-sold idea with instructions and therefore not made by the artist but more the concept of the design idea

– therefore with instructions cannot be the same as what the artist had thought with the idea and is different every time it’s done


Joseph Kosuth

One and three chairs 1965

– Photograph of the chair, Chair, Definition of the chair- You need all 3 to make a chair and that was the idea of one and three chairs. A clever concept on an everyday object



Op art-

… Manipulates views visual response, physical response, stark contrast, links with kinetic art


Pop Art-

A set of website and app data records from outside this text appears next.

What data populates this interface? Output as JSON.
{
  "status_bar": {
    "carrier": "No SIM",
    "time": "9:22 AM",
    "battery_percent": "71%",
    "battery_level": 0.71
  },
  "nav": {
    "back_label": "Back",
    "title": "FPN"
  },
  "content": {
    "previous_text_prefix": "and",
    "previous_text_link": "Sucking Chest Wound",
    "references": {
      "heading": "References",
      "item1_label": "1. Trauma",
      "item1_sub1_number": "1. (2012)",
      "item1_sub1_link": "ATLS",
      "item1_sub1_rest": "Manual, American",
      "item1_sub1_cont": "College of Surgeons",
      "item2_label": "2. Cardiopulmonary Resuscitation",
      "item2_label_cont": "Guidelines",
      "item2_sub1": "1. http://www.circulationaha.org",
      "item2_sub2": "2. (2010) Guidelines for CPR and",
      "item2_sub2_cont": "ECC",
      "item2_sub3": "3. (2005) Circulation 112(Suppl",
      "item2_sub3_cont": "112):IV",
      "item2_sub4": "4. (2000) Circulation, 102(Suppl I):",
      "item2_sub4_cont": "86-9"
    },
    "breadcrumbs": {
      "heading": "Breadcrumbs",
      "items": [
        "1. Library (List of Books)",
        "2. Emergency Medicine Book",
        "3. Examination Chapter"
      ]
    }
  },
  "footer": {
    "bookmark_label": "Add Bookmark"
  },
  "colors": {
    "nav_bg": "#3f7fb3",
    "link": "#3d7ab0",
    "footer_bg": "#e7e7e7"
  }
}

… Roots in history of modern art, industrialisation, deals with contemporary life; urban, mass production.


Conceptual Art-

… The idea is more important than the art. Defiance of ‘Art Market’ and a reaction to abstract expressionism. Art can be made by others. 


Visual Analysis- Pop Art

Title: Standard station 1966

Artist: Ed Ruscha 

Medium/ Technique: screenprint

Date accessed: 6/03/14

Reference: Thursday 6th March 2014

This piece is a pop art movement due to it’s visual representation and communication, an american dream of optimism and naive that was going on at the time. In this way the piece looks like it’s a petrol station with it’s bright and bold colours. Around the time of this piece there was an anti vietnam war protest going on around the world. With the piece he wanted to blend the imagery of Hollywood with colourful renderings of commercial culture and the landscape of the southwest. This is one of his most iconic prints as he repeatedly used gasoline stations in his book Twentysix Gasoline Stations 1963, from a road trip through the American Southwestern countryside; trying to portray commercial culture. The perspective is flatterned as a composition to depict commercial advertising and leads from the far right to the top left leading the eye across to the foreground with one long leading line. He also used text within the piece to give interplay between art and text. The colour in the background is complementary blues and oranges, but also blends from orange to red as an analogous colour scheme making it look calm, warm and harmonious. He’s used the geometric shapes of the gasoline station through the windows, signs and gasoline tanks. The piece seems a smooth texture and feathery in the background.The image leaves the top right half spacious and the bottom left is filled with the gasoline station and the shapes it creates. It’s the way it presents the popular culture within the image that makes it the style of pop art.